Blog post 2
The readings: "The Yellow wallpaper" by Charlotte Perkins Gilman, "The Birthmark" by Nathaniel Hawthorne, and "I wandered lonely as a cloud" by William Wordsworth all portray a theme on looking at life intently and enjoy in it’s beauty. Gilman’s short story entices the readers to think about things consciously, but not too much. Hawthorne writes to compel the readers to understand that one need to accept one’s own flaws. Finally, Wordsworth reminds us that life in this world is beautiful, and that we need to stop and breathe to realize that it is worth the glance.
In “The Yellow wallpaper,” the speaker and her husband, John, move into a summerhouse for their vacation. The narrator is journaling throughout the short story, and she writes about everything that is going on because when she writes she feels free. John is a physician who thinks his wife is losing her sanity with her writing and tells her that she needs to stop. Throughout the story she continues to write despite what her husband says. The readers soon learn that being confined in a space for a while will leave someone with the free thoughts. The narrator begins to observe the wallpaper and begins to draw an image of a woman caged behind bars trying to creep her way out. The narrator begins to grow an obsession towards the wallpaper and tries to figure out what the pattern is throughout the story. This obsession soon leaves her thinking that she is also the same woman that is creeping out. I believe that Gilman is trying to tell her readers to give everything a little thought, but not too much or else one will end up stressing out, or becoming obsessed.
“The Birthmark” is another short story about Georgiana and the problem that Aylmer has with her birthmark. Aylmer questions Georgiana if she has ever thought about getting the mark removed. He thinks that is her only imperfection. Georgiana reasons with Aylmer and tries to convince him that other people adored her birthmark, and she took it in a positive way. When the time came, Georgiana gave in to Aylmer and gave him permission to remove the mark. After the procedure, Georgiana looks herself in the mirror and tells Aylmer that “[he] has rejected the best the earth can offer.” She then passes. This reminded me of the book The Outsiders when Johnny Cade tells Ponyboy, “Nothing gold can stay” from Robert Frost. Our imperfections also make up whom we are, and we must look past that to realize that we are bigger and better than our bodies. To say that Aylmer lost the “best the world can offer” is appropriate, because if so many people loved her with the birthmark, why couldn’t he?
“I wandered lonely as a cloud,” reminded me of this time I went stargazing in the Shenandoah Valley with my closest friends. I remember looking up at the Milky Way, the seemingly endless lights in the sky, and thinking to myself that this is what I am missing in the city. The imagery used throughout this poem also reminded me of my flight back to Maryland from California.
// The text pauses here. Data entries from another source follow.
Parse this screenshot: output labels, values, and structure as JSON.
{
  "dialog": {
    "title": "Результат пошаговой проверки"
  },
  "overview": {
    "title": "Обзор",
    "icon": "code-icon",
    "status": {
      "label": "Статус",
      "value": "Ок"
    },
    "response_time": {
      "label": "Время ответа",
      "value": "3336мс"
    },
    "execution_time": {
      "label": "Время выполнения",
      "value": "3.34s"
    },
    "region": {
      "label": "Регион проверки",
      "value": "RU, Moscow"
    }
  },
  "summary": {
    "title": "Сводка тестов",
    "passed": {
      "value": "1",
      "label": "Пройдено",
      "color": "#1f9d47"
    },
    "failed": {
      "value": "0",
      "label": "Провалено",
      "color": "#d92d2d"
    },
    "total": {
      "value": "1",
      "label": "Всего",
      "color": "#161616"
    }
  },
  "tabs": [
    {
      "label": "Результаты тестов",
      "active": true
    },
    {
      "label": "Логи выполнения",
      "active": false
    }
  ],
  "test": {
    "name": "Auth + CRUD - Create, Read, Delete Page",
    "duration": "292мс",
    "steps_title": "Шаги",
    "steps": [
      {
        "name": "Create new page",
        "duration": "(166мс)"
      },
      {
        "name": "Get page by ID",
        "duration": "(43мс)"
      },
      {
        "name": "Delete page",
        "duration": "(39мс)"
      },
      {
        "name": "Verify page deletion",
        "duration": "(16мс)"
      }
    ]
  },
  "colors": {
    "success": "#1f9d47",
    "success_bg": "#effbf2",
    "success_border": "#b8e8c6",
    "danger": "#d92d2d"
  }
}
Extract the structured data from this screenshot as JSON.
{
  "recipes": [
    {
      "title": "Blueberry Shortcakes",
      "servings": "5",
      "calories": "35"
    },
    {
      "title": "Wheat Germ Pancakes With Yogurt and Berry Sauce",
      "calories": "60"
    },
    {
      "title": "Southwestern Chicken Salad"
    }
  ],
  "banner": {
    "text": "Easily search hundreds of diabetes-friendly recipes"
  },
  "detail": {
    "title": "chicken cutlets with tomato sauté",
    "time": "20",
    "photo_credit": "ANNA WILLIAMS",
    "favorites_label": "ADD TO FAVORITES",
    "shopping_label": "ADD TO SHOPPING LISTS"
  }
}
I did feel like a cloud “That floats high o’er vales and hills.” I saw landscapes change from dessert, to the rocky mountains, to the great lakes, and to blanket of green tress that cover the Appalachia and the east coast. The rhyme scheme (ABABCC) also made a wonderful touch to reminisce. This entire poem did not cease to bring me back to those moments of sheer joy with what the world has to offer.